:: WHAT THE EXERCISE ASKS ::
Each entry below is to be written out exactly, and the pictures are to be left out.

↓↓↓

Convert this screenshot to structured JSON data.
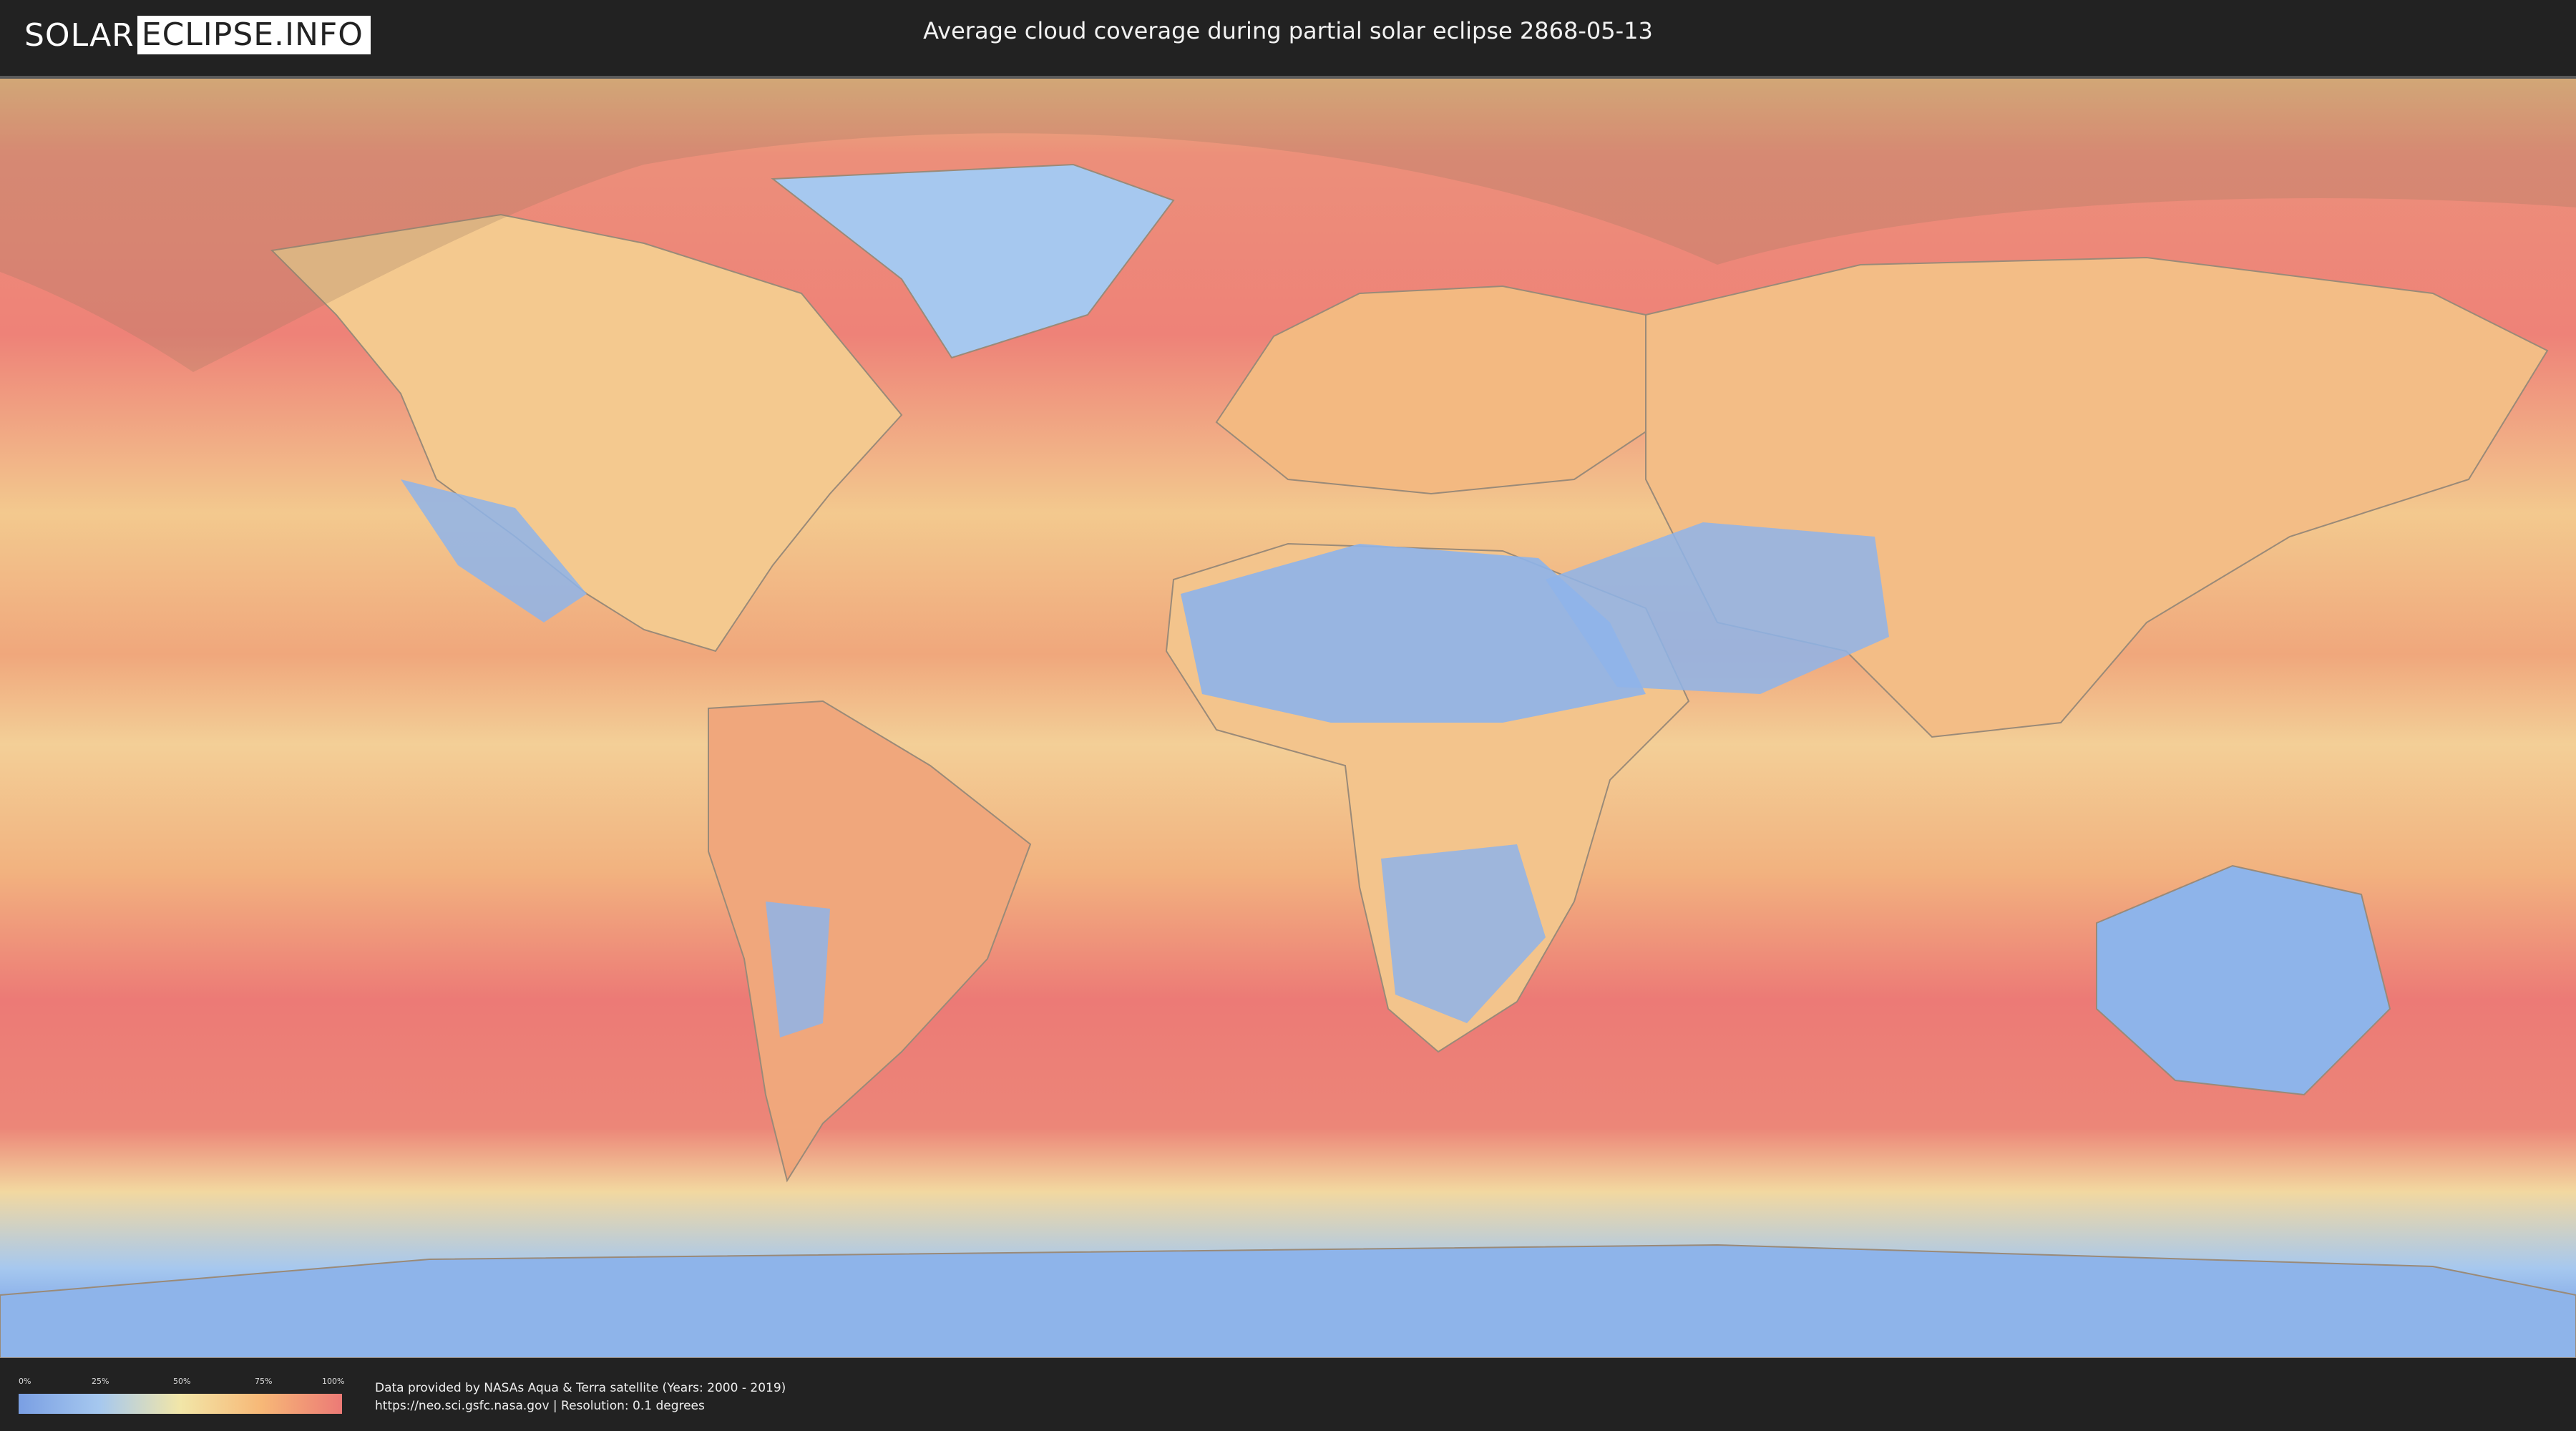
{
  "header": {
    "logo_left": "SOLAR",
    "logo_right": "ECLIPSE.INFO",
    "title": "Average cloud coverage during partial solar eclipse 2868-05-13"
  },
  "legend": {
    "ticks": [
      "0%",
      "25%",
      "50%",
      "75%",
      "100%"
    ],
    "colors": [
      "#7a9fe3",
      "#a6c8ef",
      "#f2e6a8",
      "#f7b877",
      "#ec7a76"
    ]
  },
  "credits": {
    "line1": "Data provided by NASAs Aqua & Terra satellite (Years: 2000 - 2019)",
    "line2": "https://neo.sci.gsfc.nasa.gov | Resolution: 0.1 degrees"
  },
  "map": {
    "ocean_color": "#f2c58a",
    "cloudy_color": "#ec7a76",
    "clear_color": "#8eb4ea",
    "shadow_color": "#9e7a62"
  }
}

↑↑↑

:: ANSWER BELOW ::
Convert this screenshot to structured JSON data.
{
  "header": {
    "logo_left": "SOLAR",
    "logo_right": "ECLIPSE.INFO",
    "title": "Average cloud coverage during partial solar eclipse 2868-05-13"
  },
  "legend": {
    "ticks": [
      "0%",
      "25%",
      "50%",
      "75%",
      "100%"
    ],
    "colors": [
      "#7a9fe3",
      "#a6c8ef",
      "#f2e6a8",
      "#f7b877",
      "#ec7a76"
    ]
  },
  "credits": {
    "line1": "Data provided by NASAs Aqua & Terra satellite (Years: 2000 - 2019)",
    "line2": "https://neo.sci.gsfc.nasa.gov | Resolution: 0.1 degrees"
  },
  "map": {
    "ocean_color": "#f2c58a",
    "cloudy_color": "#ec7a76",
    "clear_color": "#8eb4ea",
    "shadow_color": "#9e7a62"
  }
}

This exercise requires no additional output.